- If treatment is needed or if the IH will likely go away on its own without any problems
- If the IH is treated, which treatment may be best for your child
- The possible side effects of treatment
- The cost of the treatment
Ask your child's health care professional
- Do you recommend treating my child's IH or letting it go away on its own?
- How long might it take for the IH to go away on its own?
- Do you think my child's IH could cause any problems if it is not treated?
- Is the IH likely to leave a scar?
- If we decide to treat my child's IH, when should treatment begin?
- Which treatment might be best? Why?
- If a medicine might help my child, which one do you think may be best?
- How long might my child have to take the medicine?
- What short-term and long-term side effects should I watch for?
- Might laser treatments help my child?
- How many laser treatments might my child need?
- What are the possible benefits and side effects of laser treatments?
- Might my child need surgery?
- What are the possible benefits and risks of surgery?
The information in this summary comes from Chinnadurai S, Snyder K, Sathe N, Fonnesbeck C, Morad A, Likis FE, Surawicz T, Ness G, Ficzere C, McPheeters ML. Diagnosis and Management of Infantile Hemangioma.
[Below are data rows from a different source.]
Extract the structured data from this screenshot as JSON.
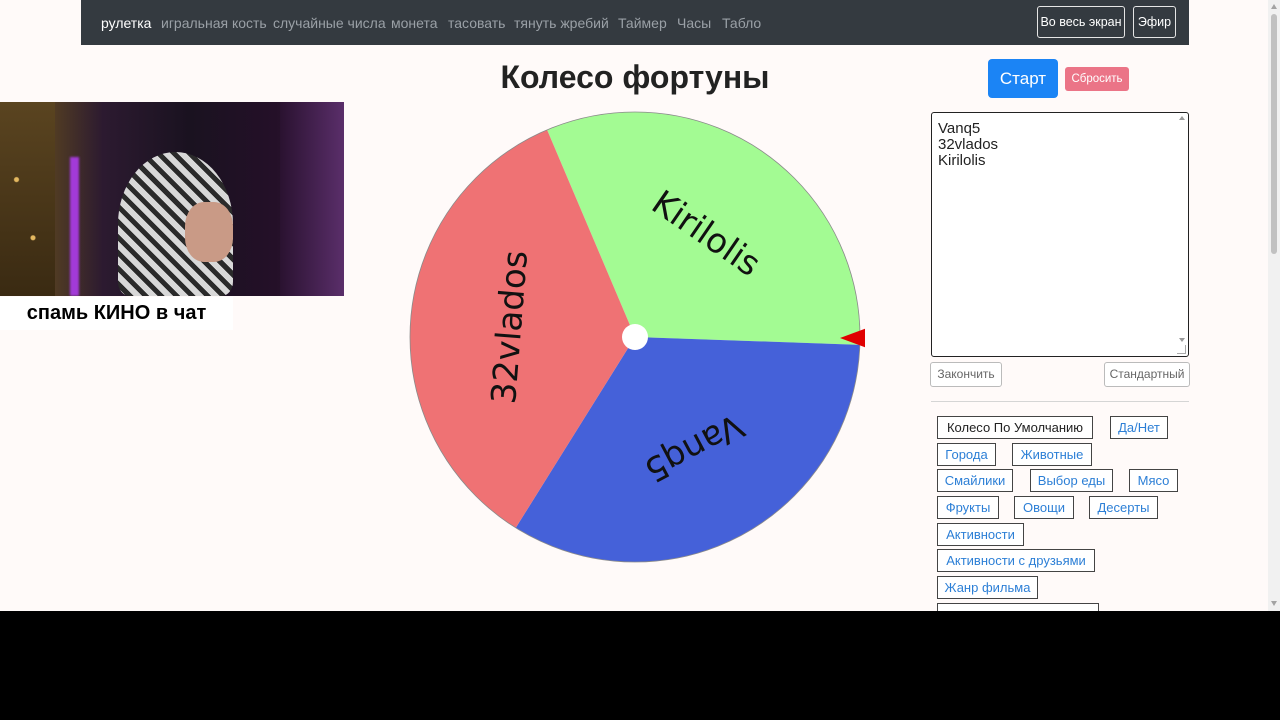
{
  "nav": {
    "links": [
      {
        "label": "рулетка",
        "active": true
      },
      {
        "label": "игральная кость"
      },
      {
        "label": "случайные числа"
      },
      {
        "label": "монета"
      },
      {
        "label": "тасовать"
      },
      {
        "label": "тянуть жребий"
      },
      {
        "label": "Таймер"
      },
      {
        "label": "Часы"
      },
      {
        "label": "Табло"
      }
    ],
    "fullscreen_label": "Во весь экран",
    "broadcast_label": "Эфир"
  },
  "page": {
    "title": "Колесо фортуны",
    "start_label": "Старт",
    "reset_label": "Сбросить",
    "entries_text": "Vanq5\n32vlados\nKirilolis",
    "finish_label": "Закончить",
    "standard_label": "Стандартный"
  },
  "wheel": {
    "segments": [
      {
        "label": "Kirilolis",
        "color": "#a3fb93",
        "start_deg": -113,
        "end_deg": 2
      },
      {
        "label": "Vanq5",
        "color": "#4561d9",
        "start_deg": 2,
        "end_deg": 122
      },
      {
        "label": "32vlados",
        "color": "#ef7274",
        "start_deg": 122,
        "end_deg": 247
      }
    ],
    "pointer_color": "#e00000",
    "hub_color": "#ffffff"
  },
  "presets": [
    {
      "label": "Колесо По Умолчанию",
      "active": true
    },
    {
      "label": "Да/Нет"
    },
    {
      "label": "Города"
    },
    {
      "label": "Животные"
    },
    {
      "label": "Смайлики"
    },
    {
      "label": "Выбор еды"
    },
    {
      "label": "Мясо"
    },
    {
      "label": "Фрукты"
    },
    {
      "label": "Овощи"
    },
    {
      "label": "Десерты"
    },
    {
      "label": "Активности"
    },
    {
      "label": "Активности с друзьями"
    },
    {
      "label": "Жанр фильма"
    }
  ],
  "overlay": {
    "caption": "спамь КИНО в чат"
  }
}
Comparative Effectiveness Review No. 168. (Prepared by the Vanderbilt University Evidence-based Practice Center under Contract No. 290-2010-0009-I.) AHRQ Publication No.16-EHC002-EF. Rockville, MD: Agency for Healthcare Research and Quality; January 2016.
Additional information came from MedlinePlus.gov, a service of the National Library of Medicine and the National Institutes of Health.
This summary was prepared by the John M. Eisenberg Center for Clinical Decisions and Communications Science at Baylor College of Medicine, Houston, TX. It was written by Amelia Williamson Smith, M.S., Raegan Hunt, M.D, Ph.D., and Michael Fordis, M.D. Parents and caregivers of children with infantile hemangioma reviewed this summary.